Items listed in a dataset
▽

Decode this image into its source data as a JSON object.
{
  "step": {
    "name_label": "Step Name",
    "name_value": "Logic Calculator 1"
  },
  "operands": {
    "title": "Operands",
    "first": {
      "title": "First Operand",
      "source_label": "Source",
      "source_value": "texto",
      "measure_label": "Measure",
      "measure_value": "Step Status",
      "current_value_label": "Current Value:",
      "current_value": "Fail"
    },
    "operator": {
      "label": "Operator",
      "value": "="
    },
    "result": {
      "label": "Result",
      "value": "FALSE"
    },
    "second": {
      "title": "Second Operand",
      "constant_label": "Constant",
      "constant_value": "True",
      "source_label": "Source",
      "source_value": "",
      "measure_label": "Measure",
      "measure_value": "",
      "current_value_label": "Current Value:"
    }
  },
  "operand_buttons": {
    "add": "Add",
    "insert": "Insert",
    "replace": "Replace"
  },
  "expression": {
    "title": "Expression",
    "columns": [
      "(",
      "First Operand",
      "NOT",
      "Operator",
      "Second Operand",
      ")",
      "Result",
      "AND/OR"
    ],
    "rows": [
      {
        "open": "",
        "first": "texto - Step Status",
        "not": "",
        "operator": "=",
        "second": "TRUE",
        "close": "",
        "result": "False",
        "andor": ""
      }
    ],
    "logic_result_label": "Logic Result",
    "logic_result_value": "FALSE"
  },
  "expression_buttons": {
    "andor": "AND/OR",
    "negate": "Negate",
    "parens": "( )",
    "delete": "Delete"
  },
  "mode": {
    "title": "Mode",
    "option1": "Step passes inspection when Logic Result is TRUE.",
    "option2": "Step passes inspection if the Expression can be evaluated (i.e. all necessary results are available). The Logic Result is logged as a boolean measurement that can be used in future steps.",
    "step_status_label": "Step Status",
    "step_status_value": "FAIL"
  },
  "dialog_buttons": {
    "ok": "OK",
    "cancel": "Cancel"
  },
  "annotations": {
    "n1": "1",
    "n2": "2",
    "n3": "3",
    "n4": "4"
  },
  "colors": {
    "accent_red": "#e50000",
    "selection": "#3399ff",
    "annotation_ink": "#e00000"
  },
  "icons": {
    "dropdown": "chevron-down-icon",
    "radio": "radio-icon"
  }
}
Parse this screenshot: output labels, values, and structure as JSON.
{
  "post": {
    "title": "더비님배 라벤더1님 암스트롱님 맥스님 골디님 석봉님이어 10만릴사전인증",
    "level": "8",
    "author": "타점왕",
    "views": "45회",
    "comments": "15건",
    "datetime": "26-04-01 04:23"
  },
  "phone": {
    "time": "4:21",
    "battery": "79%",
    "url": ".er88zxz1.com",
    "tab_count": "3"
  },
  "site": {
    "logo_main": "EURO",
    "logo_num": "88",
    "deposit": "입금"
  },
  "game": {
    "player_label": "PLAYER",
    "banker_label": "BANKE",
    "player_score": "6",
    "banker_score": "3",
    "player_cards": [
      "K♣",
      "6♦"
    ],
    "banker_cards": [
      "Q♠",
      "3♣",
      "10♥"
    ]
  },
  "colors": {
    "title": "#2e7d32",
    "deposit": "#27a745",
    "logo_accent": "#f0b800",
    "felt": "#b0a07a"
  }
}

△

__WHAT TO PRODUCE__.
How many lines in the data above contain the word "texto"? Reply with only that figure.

__RESULT OF THIS TASK__.
2